If you’re a moderate drinker

A moderate drinker is defined as having two alcoholic drinks a day for men and one for women.

Moderate drinkers may notice more effects of giving up or withdrawal than mild drinkers.

The effects of withdrawal can begin as soon as eight hours after your last drink, but can sometimes take days to begin.

Ms Santini said moderate drinkers may experience:

• Nausea
• Sweating
• Headache
• Problems in sleeping
• Loss of appetite
• Vomiting
• Shakiness

But these symptoms will be short-lived and you will begin to see other benefits from giving up drinking.

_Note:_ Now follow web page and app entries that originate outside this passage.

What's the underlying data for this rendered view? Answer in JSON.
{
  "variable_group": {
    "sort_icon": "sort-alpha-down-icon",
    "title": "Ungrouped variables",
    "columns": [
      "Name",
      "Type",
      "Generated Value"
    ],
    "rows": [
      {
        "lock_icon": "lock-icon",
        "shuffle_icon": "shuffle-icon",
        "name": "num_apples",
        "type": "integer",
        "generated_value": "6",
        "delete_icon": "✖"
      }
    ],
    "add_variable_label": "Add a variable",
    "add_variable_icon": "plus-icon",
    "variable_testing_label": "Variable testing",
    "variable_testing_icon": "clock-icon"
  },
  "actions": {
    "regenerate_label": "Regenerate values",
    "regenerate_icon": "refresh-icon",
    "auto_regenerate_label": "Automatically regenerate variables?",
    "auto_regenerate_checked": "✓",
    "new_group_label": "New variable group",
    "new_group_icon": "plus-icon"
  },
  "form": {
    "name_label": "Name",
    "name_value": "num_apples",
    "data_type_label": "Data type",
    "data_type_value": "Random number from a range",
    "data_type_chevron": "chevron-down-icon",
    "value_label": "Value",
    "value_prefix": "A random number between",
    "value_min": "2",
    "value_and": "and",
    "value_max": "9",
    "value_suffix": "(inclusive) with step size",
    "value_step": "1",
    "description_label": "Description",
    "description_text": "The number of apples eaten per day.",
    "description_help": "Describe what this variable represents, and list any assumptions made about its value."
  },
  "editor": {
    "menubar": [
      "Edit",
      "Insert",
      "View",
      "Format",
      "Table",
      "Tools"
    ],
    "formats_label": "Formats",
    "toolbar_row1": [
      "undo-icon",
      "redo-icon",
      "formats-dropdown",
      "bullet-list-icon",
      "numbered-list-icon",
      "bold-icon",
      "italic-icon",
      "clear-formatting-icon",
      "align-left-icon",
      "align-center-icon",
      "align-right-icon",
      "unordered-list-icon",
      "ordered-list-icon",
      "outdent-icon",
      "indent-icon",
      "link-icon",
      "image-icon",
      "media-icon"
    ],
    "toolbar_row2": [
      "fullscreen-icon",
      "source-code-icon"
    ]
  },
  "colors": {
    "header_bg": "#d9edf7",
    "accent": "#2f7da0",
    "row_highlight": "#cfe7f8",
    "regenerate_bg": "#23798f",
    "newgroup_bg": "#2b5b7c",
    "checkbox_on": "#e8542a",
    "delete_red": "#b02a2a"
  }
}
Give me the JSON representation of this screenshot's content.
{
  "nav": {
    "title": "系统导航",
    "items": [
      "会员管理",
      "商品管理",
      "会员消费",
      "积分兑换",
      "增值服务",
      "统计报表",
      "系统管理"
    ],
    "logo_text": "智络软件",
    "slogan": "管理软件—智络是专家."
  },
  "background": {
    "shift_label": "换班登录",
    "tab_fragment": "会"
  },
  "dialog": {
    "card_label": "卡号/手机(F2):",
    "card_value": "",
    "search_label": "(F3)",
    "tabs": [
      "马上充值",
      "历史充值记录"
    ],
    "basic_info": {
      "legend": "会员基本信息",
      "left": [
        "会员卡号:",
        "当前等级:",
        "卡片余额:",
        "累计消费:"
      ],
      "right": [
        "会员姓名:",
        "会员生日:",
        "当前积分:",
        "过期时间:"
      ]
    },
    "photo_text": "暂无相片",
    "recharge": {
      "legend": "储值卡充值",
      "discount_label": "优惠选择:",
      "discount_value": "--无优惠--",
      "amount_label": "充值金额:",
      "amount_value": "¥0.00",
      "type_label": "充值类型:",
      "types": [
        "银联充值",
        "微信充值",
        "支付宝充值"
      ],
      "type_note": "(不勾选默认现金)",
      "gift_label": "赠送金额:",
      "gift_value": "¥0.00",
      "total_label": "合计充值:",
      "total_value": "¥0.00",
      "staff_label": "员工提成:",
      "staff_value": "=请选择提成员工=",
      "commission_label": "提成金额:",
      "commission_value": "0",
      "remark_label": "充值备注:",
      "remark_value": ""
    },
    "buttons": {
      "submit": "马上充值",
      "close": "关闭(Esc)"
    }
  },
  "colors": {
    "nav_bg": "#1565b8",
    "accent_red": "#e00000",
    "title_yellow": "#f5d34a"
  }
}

Cancer: The sign when you wake up in the morning – ‘troubling symptom’ [UPDATE]
Diabetes: The fat that ‘should not be avoided’ [INSIGHT]
Fatty liver disease symptoms: Five signs you could be missing [TIPS]

If you were having a glass of wine or pint of beer every day, you will be saving money and saving calories.

Six pints of beer a week equates to 1080 calories, whereas six glasses of wine is around 960 calories: that’s almost five chocolate bars.

As time goes on, you may notice your skin looks brighter and it could contribute to lowering your blood pressure.

If you’re struggling with giving up drinking for a short period of time, you might want to consider accessing some support.

You don’t need to be an “alcoholic” to reassess your drinking habits.

If you notice troubling signs about your relationship with alcohol, you could benefit from speaking to a healthcare professional.

If you’re a heavy drinker

For people who are drinking excessively regularly, alcohol withdrawal can be a very serious experience.

Although giving up alcohol is the best thing for your health, you may have to follow a supervised plan to safely withdraw from alcohol.

This is because alcohol is a physically addictive substance.

The NHS says: “If you have become physically dependent and need to stop drinking completely, stopping overnight could be harmful.

“You should get advice about this and about any medicine you may need to do this safely.”

According to the NHS, symptoms indicating you might need medical help to stop drinking include:

  • Anxiety after waking
  • Sweating and tremors
  • Nausea or retching in the morning
  • Vomiting
  • Hallucinations
  • Seizures or fits

If you need support, you’re worried about your drinking or someone else’s drinking, you can call Drinkline, the national support line, in complete confidence on 0300 123 1110.

Source: Read Full Article